Shutting down Al Jazeera's offices in Jerusalem will be a lengthy process and involves multiple offices and official bodies, lawyers have said.
Their estimates come a day after Ayoub Kara, Israel's communications minister, vowed to ban Al Jazeera's Jerusalem operations.
"Freedom of expression is not the freedom to incite and foment strife," he said. "Even democracy has its limits."
Kara used similar words to Netanyahu in his announcement, but upon closer inspection, there was a distinct lack of detail over what comes next.
"Revoking Al Jazeera's journalists' media credentials, shutting down its cable and satellite transmissions, and closing its local offices in the country are all measures that must overcome many legal barriers," Fady Khoury, a lawyer with legal centre Adalah, told Al Jazeera.
Kara called to revoke the press credentials of Al Jazeera journalists working in Israel.
However, the Government Press Office (GPO) which authorises these permits is not required to answer to the minister's requests.
Instead, security agencies must make a recommendation to the GPO director based on whether the issuance of such documents is liable to endanger national security.
After the recommendation is heard, a hearing would take place to determine the outcome.
Blocking Al Jazeera
The second issue is blocking the Al Jazeera network from broadcasting through cable and satellite companies, which requires special legislation.
Although Kara said that he has contacted these companies to obstruct the transmission of Al Jazeera, there has been no public confirmation yet.
Further, the decision to take down or launch channels rests in the hands of the Council for Cable TV and Satellite Broadcasting which,, according to the Israeli daily Haaretz, say they have not been part of the process.
"Israel has no ability to restrict satellite transmission, as many Palestinian homes receive Al Jazeera broadcasts through private satellites that are not regulated by the state," said Khoury, the lawyer.
Lastly, the closure of Al Jazeera's offices has been a contentious subject between Kara and Gilad Erdan, the Israeli public security minister.
Kara appealed to Erdan to use his authority to close down the offices, but Erdan deflected the request to the police.
In turn, the police reportedly advised Erdan back to the communications ministry.
"The closing of Al Jazeera's local offices can only be justified by a concrete threat to security, the substantiation of which is doubtful in this case," Khoury said.
According to Omar Shakir, the Human Rights Watch director for Israel and Palestine, Kara's announcement is seen more as an attempt to shore up support for the Israeli premier, who is currently under investigation for allegations of corruption.

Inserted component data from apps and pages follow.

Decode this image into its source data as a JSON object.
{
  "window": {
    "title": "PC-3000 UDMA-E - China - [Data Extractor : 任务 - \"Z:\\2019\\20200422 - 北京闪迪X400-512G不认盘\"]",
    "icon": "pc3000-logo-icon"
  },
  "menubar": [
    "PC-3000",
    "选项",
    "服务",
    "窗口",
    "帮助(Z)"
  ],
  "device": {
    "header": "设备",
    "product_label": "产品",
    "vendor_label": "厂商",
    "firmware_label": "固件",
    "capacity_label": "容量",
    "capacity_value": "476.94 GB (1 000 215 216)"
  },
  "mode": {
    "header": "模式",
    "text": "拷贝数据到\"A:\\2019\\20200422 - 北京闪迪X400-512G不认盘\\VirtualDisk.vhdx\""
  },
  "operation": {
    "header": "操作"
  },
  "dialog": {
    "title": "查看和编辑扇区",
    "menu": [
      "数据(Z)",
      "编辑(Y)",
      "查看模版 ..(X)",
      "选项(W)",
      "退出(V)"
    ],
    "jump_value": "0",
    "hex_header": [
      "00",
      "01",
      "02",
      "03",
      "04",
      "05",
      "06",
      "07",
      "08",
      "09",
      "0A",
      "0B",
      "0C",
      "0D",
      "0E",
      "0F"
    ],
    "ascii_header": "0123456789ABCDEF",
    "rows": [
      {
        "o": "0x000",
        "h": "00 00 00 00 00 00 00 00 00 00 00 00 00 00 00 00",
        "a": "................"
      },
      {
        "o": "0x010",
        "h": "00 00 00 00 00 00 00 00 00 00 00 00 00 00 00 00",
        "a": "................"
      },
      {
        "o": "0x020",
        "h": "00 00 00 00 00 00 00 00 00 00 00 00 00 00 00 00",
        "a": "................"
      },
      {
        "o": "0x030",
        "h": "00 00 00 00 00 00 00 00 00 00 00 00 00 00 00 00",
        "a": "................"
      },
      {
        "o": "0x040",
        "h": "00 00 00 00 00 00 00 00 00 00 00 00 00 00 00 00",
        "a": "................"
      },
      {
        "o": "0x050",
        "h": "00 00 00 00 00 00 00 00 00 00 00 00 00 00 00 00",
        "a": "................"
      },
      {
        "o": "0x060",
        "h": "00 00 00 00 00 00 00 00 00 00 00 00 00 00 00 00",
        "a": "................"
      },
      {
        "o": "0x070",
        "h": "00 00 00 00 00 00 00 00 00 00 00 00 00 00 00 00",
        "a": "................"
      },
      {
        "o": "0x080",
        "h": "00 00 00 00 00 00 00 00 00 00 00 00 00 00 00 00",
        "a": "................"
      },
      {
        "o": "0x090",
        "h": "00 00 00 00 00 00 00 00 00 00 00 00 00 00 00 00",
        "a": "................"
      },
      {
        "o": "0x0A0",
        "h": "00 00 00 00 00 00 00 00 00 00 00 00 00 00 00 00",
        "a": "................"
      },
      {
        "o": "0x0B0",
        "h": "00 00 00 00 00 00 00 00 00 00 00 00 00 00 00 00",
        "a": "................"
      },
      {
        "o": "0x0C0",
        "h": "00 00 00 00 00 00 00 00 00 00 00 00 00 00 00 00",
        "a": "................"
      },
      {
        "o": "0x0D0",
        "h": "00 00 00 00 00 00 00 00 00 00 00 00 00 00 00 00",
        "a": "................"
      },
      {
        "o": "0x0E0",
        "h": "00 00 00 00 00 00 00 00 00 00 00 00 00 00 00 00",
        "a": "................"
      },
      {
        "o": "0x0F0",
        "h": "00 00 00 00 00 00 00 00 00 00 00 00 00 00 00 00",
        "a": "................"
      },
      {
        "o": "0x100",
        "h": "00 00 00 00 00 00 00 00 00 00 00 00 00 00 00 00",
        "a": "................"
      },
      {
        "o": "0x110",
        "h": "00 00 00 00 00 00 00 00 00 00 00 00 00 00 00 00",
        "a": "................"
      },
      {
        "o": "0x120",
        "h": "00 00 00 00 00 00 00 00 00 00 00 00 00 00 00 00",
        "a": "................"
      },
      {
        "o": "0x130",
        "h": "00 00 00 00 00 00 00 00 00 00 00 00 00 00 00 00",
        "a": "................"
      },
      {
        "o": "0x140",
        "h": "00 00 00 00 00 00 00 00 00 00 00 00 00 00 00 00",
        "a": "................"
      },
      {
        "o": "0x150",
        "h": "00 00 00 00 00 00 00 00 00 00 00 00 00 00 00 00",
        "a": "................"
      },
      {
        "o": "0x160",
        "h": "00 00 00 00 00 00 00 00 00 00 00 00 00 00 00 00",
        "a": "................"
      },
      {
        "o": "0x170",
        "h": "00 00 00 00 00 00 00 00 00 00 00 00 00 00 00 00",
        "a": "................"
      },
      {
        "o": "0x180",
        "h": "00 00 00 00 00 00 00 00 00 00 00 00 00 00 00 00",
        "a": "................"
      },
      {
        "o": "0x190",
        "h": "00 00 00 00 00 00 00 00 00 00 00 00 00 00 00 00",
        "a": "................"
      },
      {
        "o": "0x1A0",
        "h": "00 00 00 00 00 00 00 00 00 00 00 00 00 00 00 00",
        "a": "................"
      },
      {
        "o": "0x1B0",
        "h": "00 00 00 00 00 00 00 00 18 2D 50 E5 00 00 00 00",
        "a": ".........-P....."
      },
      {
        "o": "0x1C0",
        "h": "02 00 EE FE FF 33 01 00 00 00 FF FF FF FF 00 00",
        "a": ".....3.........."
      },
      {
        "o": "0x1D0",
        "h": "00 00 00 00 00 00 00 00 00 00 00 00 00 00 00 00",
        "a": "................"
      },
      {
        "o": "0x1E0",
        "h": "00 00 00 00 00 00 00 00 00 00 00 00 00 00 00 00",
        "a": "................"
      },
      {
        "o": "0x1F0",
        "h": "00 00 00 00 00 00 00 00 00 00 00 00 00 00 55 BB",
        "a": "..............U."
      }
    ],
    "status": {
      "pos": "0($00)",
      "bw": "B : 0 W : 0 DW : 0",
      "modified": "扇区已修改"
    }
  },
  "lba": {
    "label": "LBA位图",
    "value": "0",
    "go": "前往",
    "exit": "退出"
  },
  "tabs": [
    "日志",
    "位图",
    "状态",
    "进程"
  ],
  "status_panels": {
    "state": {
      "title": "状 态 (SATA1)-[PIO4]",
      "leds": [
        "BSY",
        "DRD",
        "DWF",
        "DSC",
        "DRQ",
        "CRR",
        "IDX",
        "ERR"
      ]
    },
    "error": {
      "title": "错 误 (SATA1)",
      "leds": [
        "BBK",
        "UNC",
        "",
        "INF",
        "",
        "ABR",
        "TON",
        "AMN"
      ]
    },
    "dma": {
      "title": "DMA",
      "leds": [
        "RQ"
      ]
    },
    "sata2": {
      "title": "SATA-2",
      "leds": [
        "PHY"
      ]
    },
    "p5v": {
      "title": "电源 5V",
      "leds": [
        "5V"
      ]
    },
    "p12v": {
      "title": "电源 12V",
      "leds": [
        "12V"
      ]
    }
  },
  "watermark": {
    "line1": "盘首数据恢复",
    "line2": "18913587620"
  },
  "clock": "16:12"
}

"The timing of the communication minister's announcement suggests that this threat is more about signalling to Netanyahu's political base than a concrete move to limit Al Jazeera's operations at this stage," said Shakir.